### YOUR ASSIGNMENT
What you return must match the records below exactly, apart from the omitted pictures.

Dataset rows for apps and sites:
***

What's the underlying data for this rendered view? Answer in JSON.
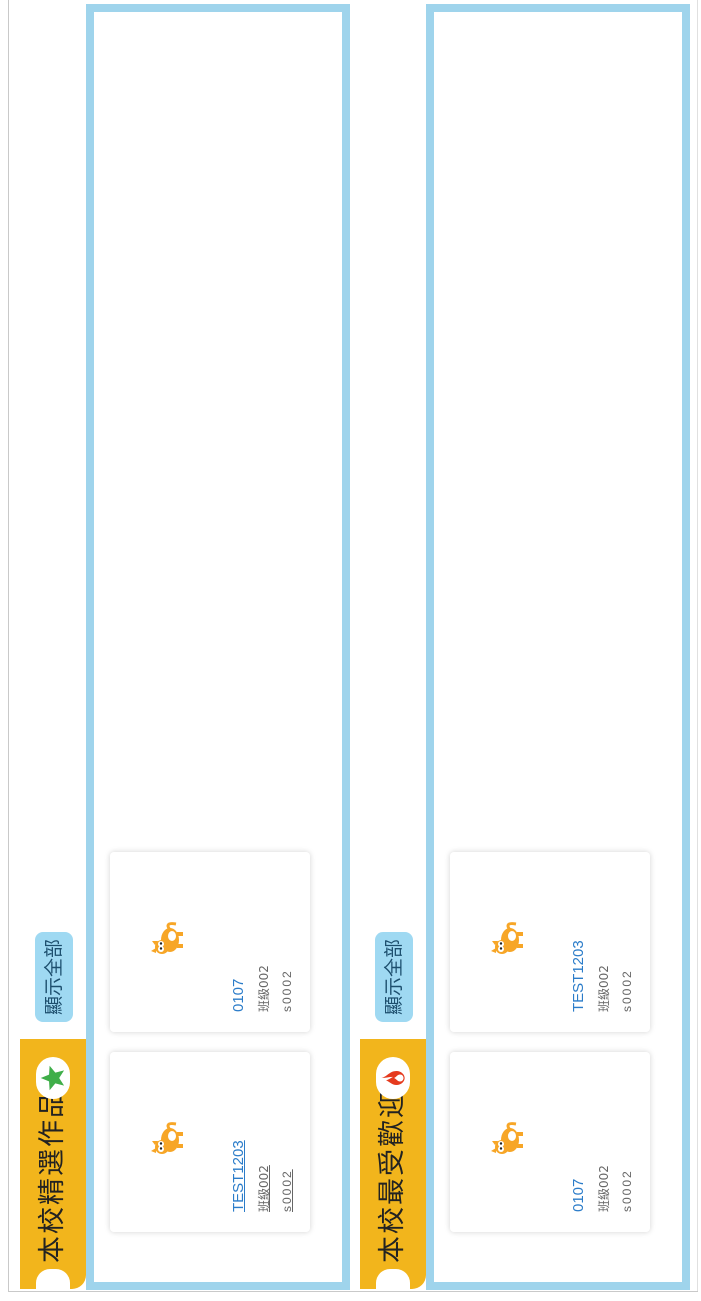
{
  "featured": {
    "title": "本校精選作品",
    "show_all": "顯示全部",
    "badge_icon": "star-icon",
    "cards": [
      {
        "title": "TEST1203",
        "class_name": "班級002",
        "user": "s0002"
      },
      {
        "title": "0107",
        "class_name": "班級002",
        "user": "s0002"
      }
    ]
  },
  "popular": {
    "title": "本校最受歡迎",
    "show_all": "顯示全部",
    "badge_icon": "flame-icon",
    "cards": [
      {
        "title": "0107",
        "class_name": "班級002",
        "user": "s0002"
      },
      {
        "title": "TEST1203",
        "class_name": "班級002",
        "user": "s0002"
      }
    ]
  },
  "colors": {
    "tab": "#f2b51c",
    "panel_border": "#9fd4ec",
    "button": "#9fd9f2",
    "link": "#2b7cc9",
    "star": "#3fae49",
    "flame": "#e53a1e"
  }
}
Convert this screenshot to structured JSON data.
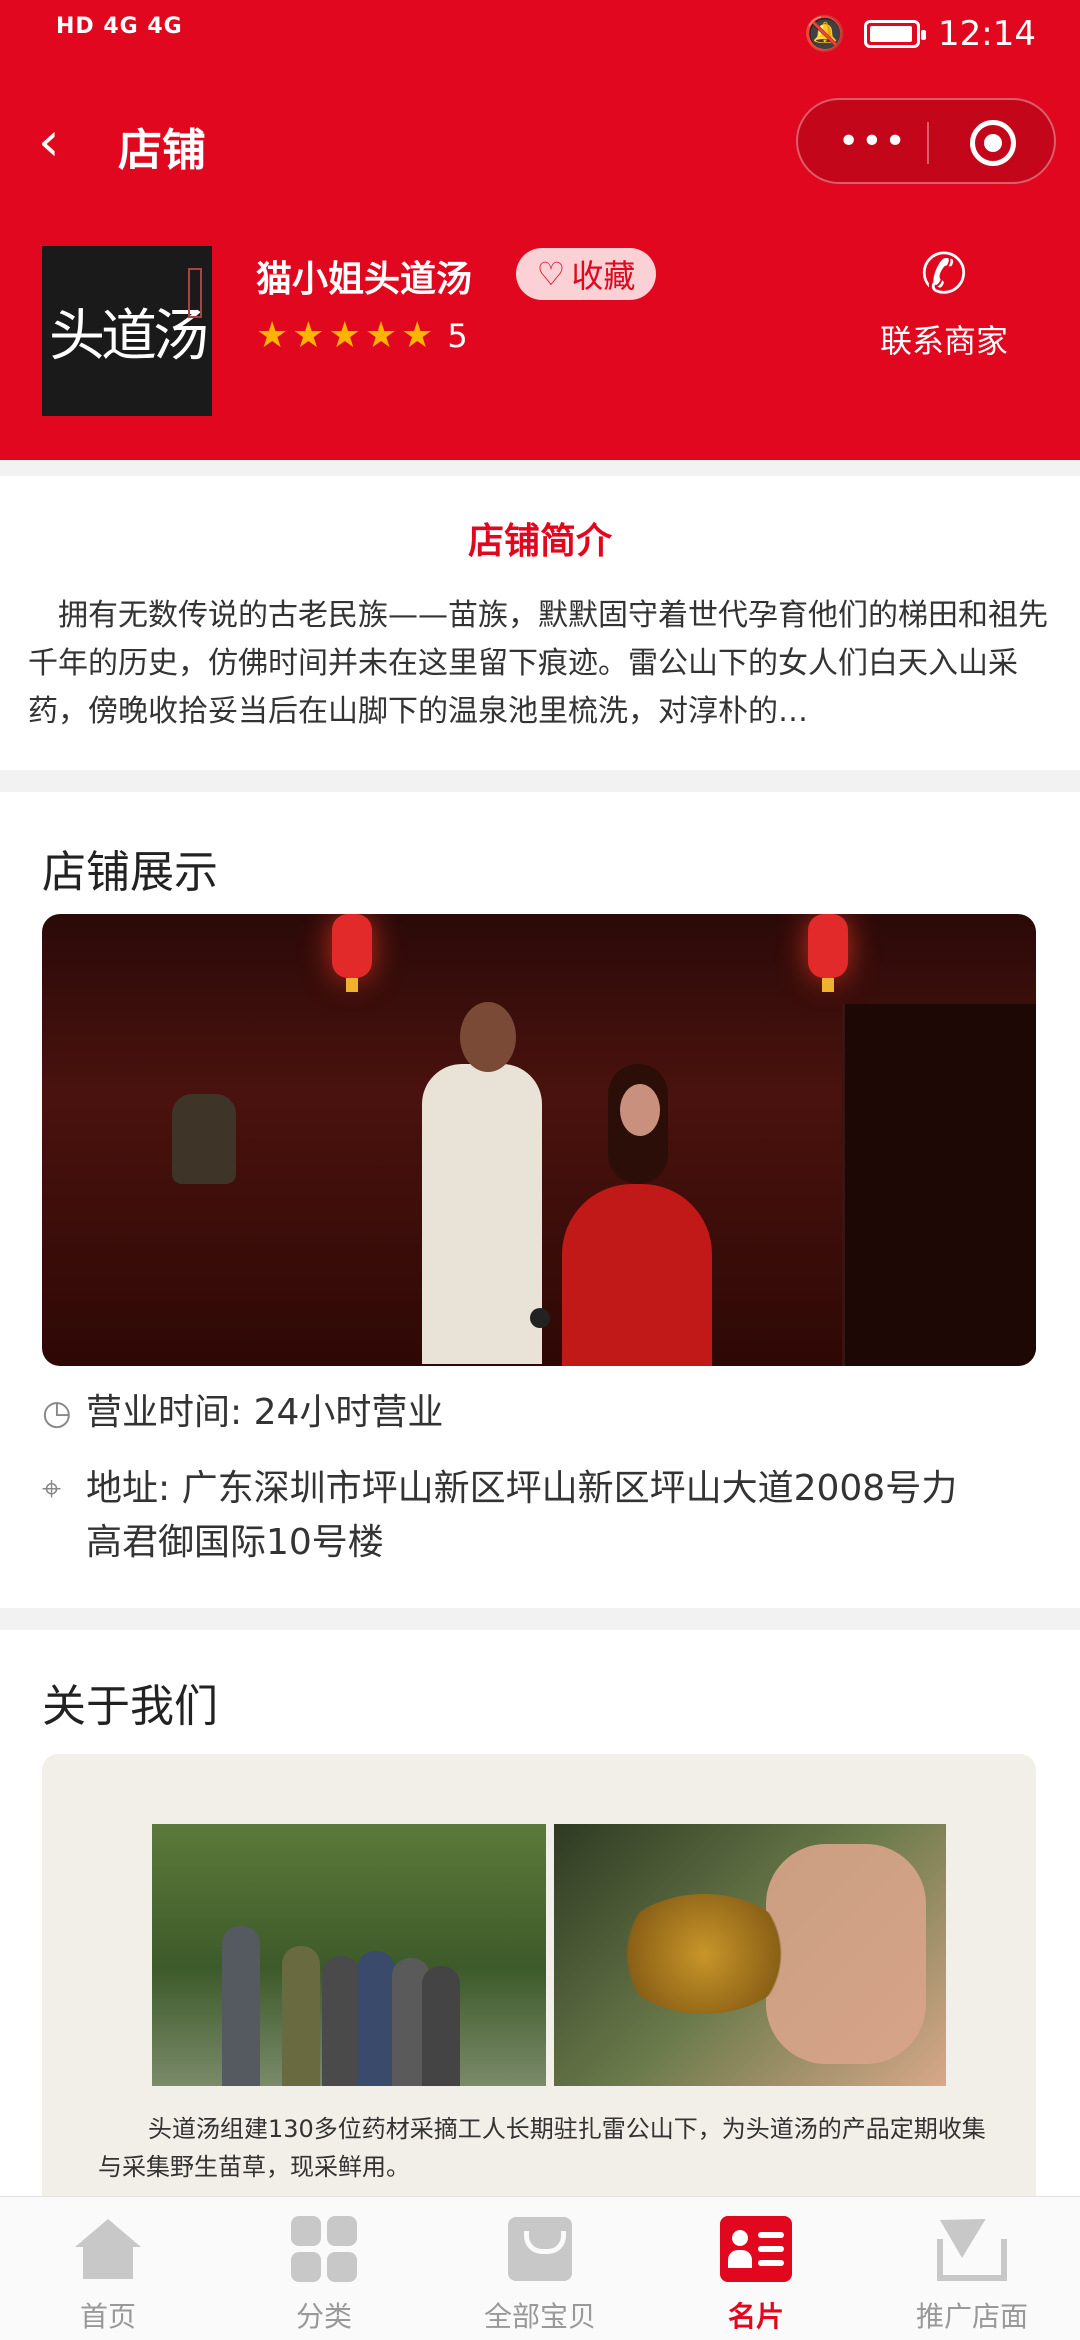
{
  "status_bar": {
    "signal_text": "HD 4G 4G",
    "time": "12:14"
  },
  "nav": {
    "back_icon": "chevron-left-icon",
    "title": "店铺",
    "menu_icon": "more-dots-icon",
    "close_icon": "target-circle-icon"
  },
  "shop": {
    "logo_text": "头道汤",
    "name": "猫小姐头道汤",
    "favorite_label": "收藏",
    "rating": "5",
    "star_count": 5,
    "contact_label": "联系商家"
  },
  "intro": {
    "title": "店铺简介",
    "text": "拥有无数传说的古老民族——苗族，默默固守着世代孕育他们的梯田和祖先千年的历史，仿佛时间并未在这里留下痕迹。雷公山下的女人们白天入山采药，傍晚收拾妥当后在山脚下的温泉池里梳洗，对淳朴的…"
  },
  "showcase": {
    "title": "店铺展示",
    "hours": "营业时间: 24小时营业",
    "address": "地址: 广东深圳市坪山新区坪山新区坪山大道2008号力高君御国际10号楼"
  },
  "about": {
    "title": "关于我们",
    "caption": "头道汤组建130多位药材采摘工人长期驻扎雷公山下，为头道汤的产品定期收集与采集野生苗草，现采鲜用。"
  },
  "tabs": [
    {
      "label": "首页",
      "icon": "home-icon"
    },
    {
      "label": "分类",
      "icon": "category-icon"
    },
    {
      "label": "全部宝贝",
      "icon": "shopping-bag-icon"
    },
    {
      "label": "名片",
      "icon": "business-card-icon"
    },
    {
      "label": "推广店面",
      "icon": "share-icon"
    }
  ],
  "colors": {
    "brand": "#e0071e",
    "star": "#ffb400",
    "tab_inactive": "#999999"
  }
}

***

### RESPONSE
What's the underlying data for this rendered view? Answer in JSON.
{
  "featured": {
    "title": "本校精選作品",
    "show_all": "顯示全部",
    "badge_icon": "star-icon",
    "cards": [
      {
        "title": "TEST1203",
        "class_name": "班級002",
        "user": "s0002"
      },
      {
        "title": "0107",
        "class_name": "班級002",
        "user": "s0002"
      }
    ]
  },
  "popular": {
    "title": "本校最受歡迎",
    "show_all": "顯示全部",
    "badge_icon": "flame-icon",
    "cards": [
      {
        "title": "0107",
        "class_name": "班級002",
        "user": "s0002"
      },
      {
        "title": "TEST1203",
        "class_name": "班級002",
        "user": "s0002"
      }
    ]
  },
  "colors": {
    "tab": "#f2b51c",
    "panel_border": "#9fd4ec",
    "button": "#9fd9f2",
    "link": "#2b7cc9",
    "star": "#3fae49",
    "flame": "#e53a1e"
  }
}
Convert this screenshot to structured JSON data.
{
  "status_bar": {
    "signal_text": "HD 4G 4G",
    "time": "12:14"
  },
  "nav": {
    "back_icon": "chevron-left-icon",
    "title": "店铺",
    "menu_icon": "more-dots-icon",
    "close_icon": "target-circle-icon"
  },
  "shop": {
    "logo_text": "头道汤",
    "name": "猫小姐头道汤",
    "favorite_label": "收藏",
    "rating": "5",
    "star_count": 5,
    "contact_label": "联系商家"
  },
  "intro": {
    "title": "店铺简介",
    "text": "拥有无数传说的古老民族——苗族，默默固守着世代孕育他们的梯田和祖先千年的历史，仿佛时间并未在这里留下痕迹。雷公山下的女人们白天入山采药，傍晚收拾妥当后在山脚下的温泉池里梳洗，对淳朴的…"
  },
  "showcase": {
    "title": "店铺展示",
    "hours": "营业时间: 24小时营业",
    "address": "地址: 广东深圳市坪山新区坪山新区坪山大道2008号力高君御国际10号楼"
  },
  "about": {
    "title": "关于我们",
    "caption": "头道汤组建130多位药材采摘工人长期驻扎雷公山下，为头道汤的产品定期收集与采集野生苗草，现采鲜用。"
  },
  "tabs": [
    {
      "label": "首页",
      "icon": "home-icon"
    },
    {
      "label": "分类",
      "icon": "category-icon"
    },
    {
      "label": "全部宝贝",
      "icon": "shopping-bag-icon"
    },
    {
      "label": "名片",
      "icon": "business-card-icon"
    },
    {
      "label": "推广店面",
      "icon": "share-icon"
    }
  ],
  "colors": {
    "brand": "#e0071e",
    "star": "#ffb400",
    "tab_inactive": "#999999"
  }
}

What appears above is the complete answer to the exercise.